OAKLAND, Calif. (KTVU) - Former President George H.W. Bush was a friend to the San Francisco Bay Area in good times and bad.
Nearly 30 years ago, Bush, who had been in office for less than a year, flew to the Bay Area three days after the deadly Loma Prieta earthquake struck the region on the evening of Oct. 17, 1989.
Bush met with local officials and first responders and toured Oakland, San Francisco and Santa Cruz, the areas hardest hit by the magnitude 6.9 earthquake. The quake killed 67 people, injured thousands more and damaged or destroyed nearly 15,000 homes and businesses in the San Francisco and Monterey Bay regions.
After Bush toured the collapsed Cypress Freeway in West Oakland, where 42 people lost their lives in the quake, he told reporters that he was “deeply moved” by the experience.
"Sad in some ways and yet a genuine appreciation for the way this community is pulling together, this state,” Bush said.
When he returned to Washington D.C., the president signed a $1.1 billion disaster relief package to help the region recover from the earthquake that caused more than $6 billion in damage.
Art Agnos was the mayor of San Francisco at the time and recalled fondly how the late Republican president quickly rallied to help an area that was overwhelmingly Democratic.
“This was important to me because our city was a very blue city so to speak politically,” said Agnos. “None of that came through with his attitude or his administration. He wanted what was best for the recovery of our city and our people and that showed.”
The former president returned to San Francisco a year later under better circumstances when he helped campaign to elect California Republican Sen. Pete Wilson, a candidate in the 1990 California gubernatorial election. Wilson won the election and served two terms as governor.
Bush, who died Friday at the age of 94, was a politician at heart, but had many interests and hobbies that he pursued outside of office. One of those was baseball. In college, Bush played first base for the Yale University Bulldogs, and was captain of the team when they went to the College World Series in 1947 and 1948.
Bush reportedly kept his college mitt in a desk drawer in the Oval Office while he was president.

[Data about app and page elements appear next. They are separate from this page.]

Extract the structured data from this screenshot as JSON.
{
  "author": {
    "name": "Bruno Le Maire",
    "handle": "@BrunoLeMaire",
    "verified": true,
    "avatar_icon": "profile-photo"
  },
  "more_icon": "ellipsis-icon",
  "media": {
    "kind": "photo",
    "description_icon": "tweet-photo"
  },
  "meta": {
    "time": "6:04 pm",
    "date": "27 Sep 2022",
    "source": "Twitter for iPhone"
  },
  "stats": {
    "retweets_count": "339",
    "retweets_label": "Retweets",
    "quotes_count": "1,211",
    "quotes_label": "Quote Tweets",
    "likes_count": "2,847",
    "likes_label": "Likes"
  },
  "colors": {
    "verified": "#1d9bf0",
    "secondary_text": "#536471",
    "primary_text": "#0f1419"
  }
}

The long-time Texan also loved the Texas Rangers, and was in Arlington with his son, former President George W. Bush, when the younger Bush threw out the first pitch before the fourth game of the 2010 World Series between the Rangers and the San Francisco Giants.

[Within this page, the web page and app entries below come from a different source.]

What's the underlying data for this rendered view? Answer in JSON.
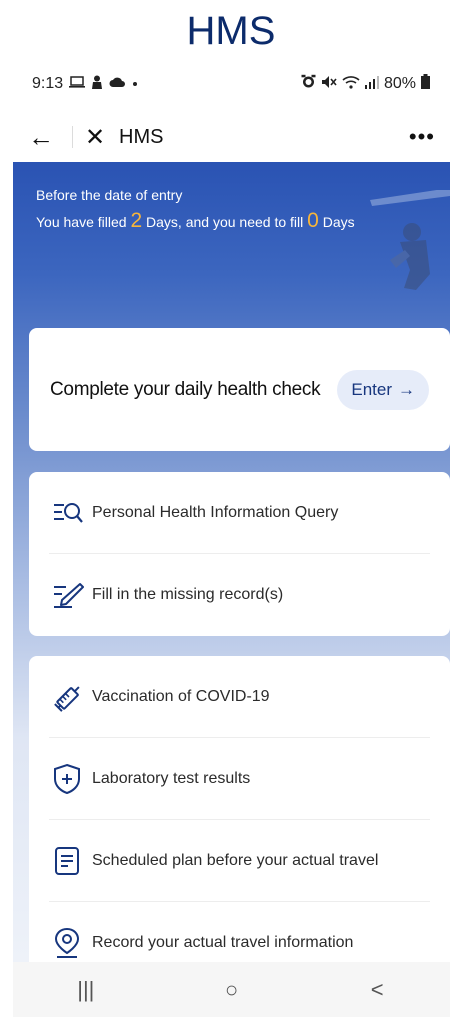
{
  "caption": "HMS",
  "status_bar": {
    "time": "9:13",
    "battery": "80%",
    "left_icons": [
      "laptop-icon",
      "person-icon",
      "cloud-icon",
      "dot-icon"
    ],
    "right_icons": [
      "alarm-icon",
      "mute-icon",
      "wifi-icon",
      "signal-icon",
      "battery-icon"
    ]
  },
  "nav": {
    "title": "HMS",
    "back_glyph": "←",
    "close_glyph": "✕",
    "more_glyph": "•••"
  },
  "banner": {
    "line1": "Before the date of entry",
    "line2_pre": "You have filled",
    "filled_days": "2",
    "line2_mid": "Days, and you need to fill",
    "need_days": "0",
    "line2_post": "Days"
  },
  "health_check": {
    "label": "Complete your daily health check",
    "button": "Enter",
    "button_arrow": "→"
  },
  "list1": [
    {
      "label": "Personal Health Information Query",
      "icon": "search-list-icon"
    },
    {
      "label": "Fill in the missing record(s)",
      "icon": "edit-pen-icon"
    }
  ],
  "list2": [
    {
      "label": "Vaccination of COVID-19",
      "icon": "syringe-icon"
    },
    {
      "label": "Laboratory test results",
      "icon": "shield-plus-icon"
    },
    {
      "label": "Scheduled plan before your actual travel",
      "icon": "document-icon"
    },
    {
      "label": "Record your actual travel information",
      "icon": "location-pin-icon"
    }
  ],
  "system_nav": {
    "recent": "|||",
    "home": "○",
    "back": "<"
  },
  "colors": {
    "accent": "#17367e",
    "highlight": "#f6b53b",
    "banner_top": "#2a53b3",
    "caption": "#0c2b6b"
  }
}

It was the first time two former presidents attended a World Series game. But the late Bush may not have been happy at the end of the game that night. The Giants beat the Rangers and went on to win the World Series after game five.
His allegiance to professional sports teams wasn’t limited to baseball. Bush hosted the San Francisco 49ers, including Joe Montana and Jerry Rice, at the White House after their Super Bowl victory against the Denver Broncos in 1990.
Bush, who was president from 1989 to 1993, will lie in state in the U.S. Capitol rotunda for a ceremony and public visitation from Monday through Wednesday.
An invitation-only funeral service is set for Wednesday at Washington National Cathedral. President Donald Trump and first lady Melania Trump are to attend. Bush's family has not said who will speak at the service. Former President Jimmy Carter also will be there.
Afterward, Bush will be returned to Houston to lie in repose at St. Martin's Episcopal Church before burial Thursday at his family plot on the library grounds. His final resting place will be alongside Barbara Bush, his wife of 73 years who died in April, and Robin Bush, the daughter they lost to leukemia in 1953 at age 3.
On Monday, when a long motorcade accompanied the hearse carrying Bush's remains left a Houston funeral home to fly to Washington D.C., admirers watching news coverage from the Bay Area and across the nation and world, paused to honor a man who was remembered for his decency, generosity and kindness.
The Associated Press contributed to this report.